As with the glass prawns, the folks at the wet markets really like these as they are very sweet and tender. Some say they are even sweeter than the glass prawns. They are best prepared the same way, by steaming or for steamboat.
Common name: White leg shrimp, Pacific white shrimp, Grey prawns,
Local name: Huo Xia 活虾 (lit live prawns)
The two most prominent types of farmed prawns in the supermarkets are the Tiger Prawns and the White Leg shrimp. In fact, the White Leg shrimp or Litopenaeus vannamei is the most farmed species globally and is the prawn that you would most often be eating if you eat out. They have become the generic prawn much like how Del Monte bananas are now the only type of bananas that some kids know about. When you eat your next Har Kow (prawn dumplings), it is almost certain that the prawn used is a L. vannamei. At the supermarkets, you can sometimes see them being labelled "vannamei". Most of the time, they are just called grey prawns.
At the wet markets, they do sell a better quality L. vannamei. They are known as 活虾 (lit - live prawns). I have seen them at Senoko Fishery Port where they off the boat still jumping. The advantage of these live prawns is that they are very sweet as they are very fresh. They do lack the flavour of the wild caught prawns but the difference can only be detected by people who know their prawns. The texture of the prawn is nice and bouncy but not as bouncy as that of Ang Kah. When you eat them in Har Kow, they seem to have an almost crunchy texture. That is because they may have been treated with bicarbonate. (You can check this website to see how you can do it at home.)
One of the biggest advantage of these live prawns (and a lot of the other prawns from the wet market) is that they don't get preservatives added to them. The ones you buy from the supermarket might have a preservative called bisulphites added to them to prevent them from going black too quickly. At the wet markets, always ask the fishmongers if the prawns have chemicals added to them. Most of them who pride themselves at selling fresh seafood will tell you that their prawns have no chemicals added. If you think you are allergic to prawns, it might be that you are allergic to the bisulphite rather than the prawn. It may be that you would not get the same reaction if you ate prawns which have not been preserved by bisulphites. (Please do not try this if you get a severe, life threatening reaction to prawns!) These live prawns usually go for around $24/kg.
Common Name: Yellow Shrimp
Local name: Zhong Xia 中虾 (Mid Sized Prawn)

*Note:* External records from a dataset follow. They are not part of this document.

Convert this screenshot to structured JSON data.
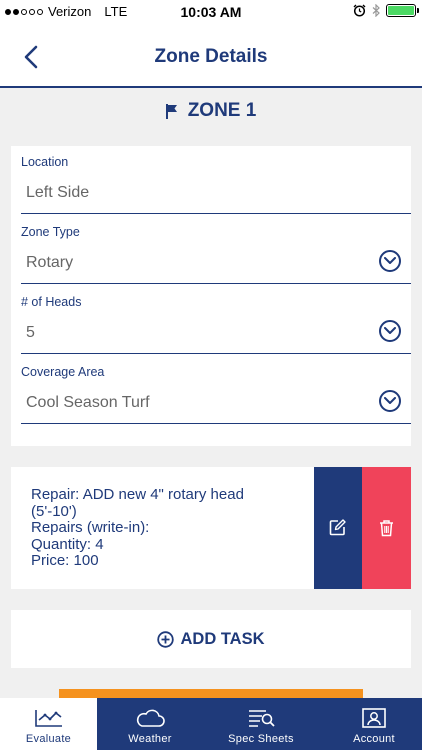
{
  "status_bar": {
    "carrier": "Verizon",
    "network": "LTE",
    "time": "10:03 AM"
  },
  "nav": {
    "title": "Zone Details"
  },
  "zone": {
    "title": "ZONE 1"
  },
  "form": {
    "fields": [
      {
        "label": "Location",
        "value": "Left Side"
      },
      {
        "label": "Zone Type",
        "value": "Rotary"
      },
      {
        "label": "# of Heads",
        "value": "5"
      },
      {
        "label": "Coverage Area",
        "value": "Cool Season Turf"
      }
    ]
  },
  "task": {
    "lines": [
      "Repair: ADD new 4\" rotary head",
      "(5'-10')",
      "Repairs (write-in):",
      "Quantity: 4",
      "Price: 100"
    ]
  },
  "add_task": {
    "label": "ADD TASK"
  },
  "tabs": [
    {
      "label": "Evaluate",
      "icon": "chart-icon",
      "active": true
    },
    {
      "label": "Weather",
      "icon": "cloud-icon",
      "active": false
    },
    {
      "label": "Spec Sheets",
      "icon": "spec-sheet-icon",
      "active": false
    },
    {
      "label": "Account",
      "icon": "account-icon",
      "active": false
    }
  ],
  "colors": {
    "primary": "#1f3a7a",
    "delete": "#f0435a",
    "accent": "#f5921e",
    "background": "#f0f0f0"
  }
}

The final prawn in this series of "Coloured Prawns" is this yellow prawn which is known in Malaysia as Udang Kuning. I found them on my trip to Pontian Wholesale Seafood Market. They are beautiful to look at but taste wise, they are not as good as our local glass prawns. I have included it here for your reference in case you come across them. The locals at Pontian wholesale market call them Zhong Xia 中虾 or middle sized prawns whereas big Ang Kahs are call Da Xia 大虾 or large size prawns.
In my next post, I will be talking about Sua Lor prawns. In the meantime, go buy some of these really excellent prawns from your local wet market. Not only will you be supporting a very important local industry, but you will also find that the quality and freshness of the seafood is far superior to what you can get from the supermarkets!

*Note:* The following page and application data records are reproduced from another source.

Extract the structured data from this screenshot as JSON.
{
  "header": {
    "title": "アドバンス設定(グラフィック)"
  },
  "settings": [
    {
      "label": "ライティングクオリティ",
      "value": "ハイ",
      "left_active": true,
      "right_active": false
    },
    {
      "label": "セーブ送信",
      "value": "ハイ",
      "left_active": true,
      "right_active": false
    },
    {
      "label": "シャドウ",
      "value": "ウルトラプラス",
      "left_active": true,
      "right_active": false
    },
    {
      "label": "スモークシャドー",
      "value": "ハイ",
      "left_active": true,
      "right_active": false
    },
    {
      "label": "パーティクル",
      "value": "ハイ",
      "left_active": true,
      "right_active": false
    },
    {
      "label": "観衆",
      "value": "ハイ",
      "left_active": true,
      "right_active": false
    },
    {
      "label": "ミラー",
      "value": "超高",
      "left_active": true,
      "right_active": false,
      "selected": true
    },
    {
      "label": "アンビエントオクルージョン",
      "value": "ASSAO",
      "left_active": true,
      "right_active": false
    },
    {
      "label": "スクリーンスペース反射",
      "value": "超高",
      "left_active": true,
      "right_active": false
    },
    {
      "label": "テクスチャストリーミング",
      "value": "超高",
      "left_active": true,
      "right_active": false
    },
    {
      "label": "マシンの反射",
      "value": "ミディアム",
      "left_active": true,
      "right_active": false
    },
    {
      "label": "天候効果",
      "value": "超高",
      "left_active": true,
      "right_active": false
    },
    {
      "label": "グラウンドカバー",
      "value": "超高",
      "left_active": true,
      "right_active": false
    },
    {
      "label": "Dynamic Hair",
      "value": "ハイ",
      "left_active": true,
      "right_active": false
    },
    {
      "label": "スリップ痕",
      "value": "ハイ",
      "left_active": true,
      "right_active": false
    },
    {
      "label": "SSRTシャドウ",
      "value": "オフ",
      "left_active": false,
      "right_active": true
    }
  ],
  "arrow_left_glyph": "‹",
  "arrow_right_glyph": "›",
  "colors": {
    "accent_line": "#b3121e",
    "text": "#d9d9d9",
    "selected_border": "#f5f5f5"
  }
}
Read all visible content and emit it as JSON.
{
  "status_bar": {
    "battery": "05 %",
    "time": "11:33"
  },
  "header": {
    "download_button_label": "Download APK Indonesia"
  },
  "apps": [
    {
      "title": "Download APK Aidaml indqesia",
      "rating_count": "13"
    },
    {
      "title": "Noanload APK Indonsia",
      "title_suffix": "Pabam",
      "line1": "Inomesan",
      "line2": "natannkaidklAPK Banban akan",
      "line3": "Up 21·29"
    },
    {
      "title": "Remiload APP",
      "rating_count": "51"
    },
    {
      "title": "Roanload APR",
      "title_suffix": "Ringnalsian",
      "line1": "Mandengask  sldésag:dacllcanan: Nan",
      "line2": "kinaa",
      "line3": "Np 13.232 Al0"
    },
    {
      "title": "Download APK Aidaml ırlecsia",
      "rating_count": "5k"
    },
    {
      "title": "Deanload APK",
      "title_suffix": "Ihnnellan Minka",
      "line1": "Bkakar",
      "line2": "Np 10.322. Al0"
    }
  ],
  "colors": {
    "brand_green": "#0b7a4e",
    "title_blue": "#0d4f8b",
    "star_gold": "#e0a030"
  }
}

Here is a short video of how you can devein a prawn without having to cut it open. I learnt it from Mom when I was a kid! Thanks Mom!

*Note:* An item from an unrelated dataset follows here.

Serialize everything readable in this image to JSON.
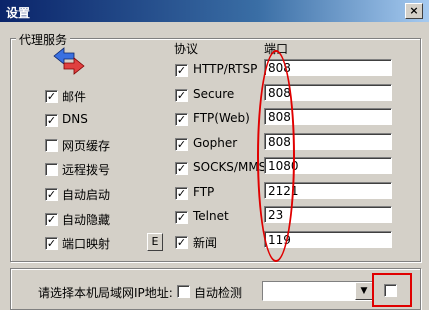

Read my post about Striped Prawns here.
I wish to thank the following experts for helping me with the identification of the prawns:
1. Prof Tin Yam Chan, Institute of Marine Biology of the National Taiwan Ocean University
2. Ken Loon, The Naked Finn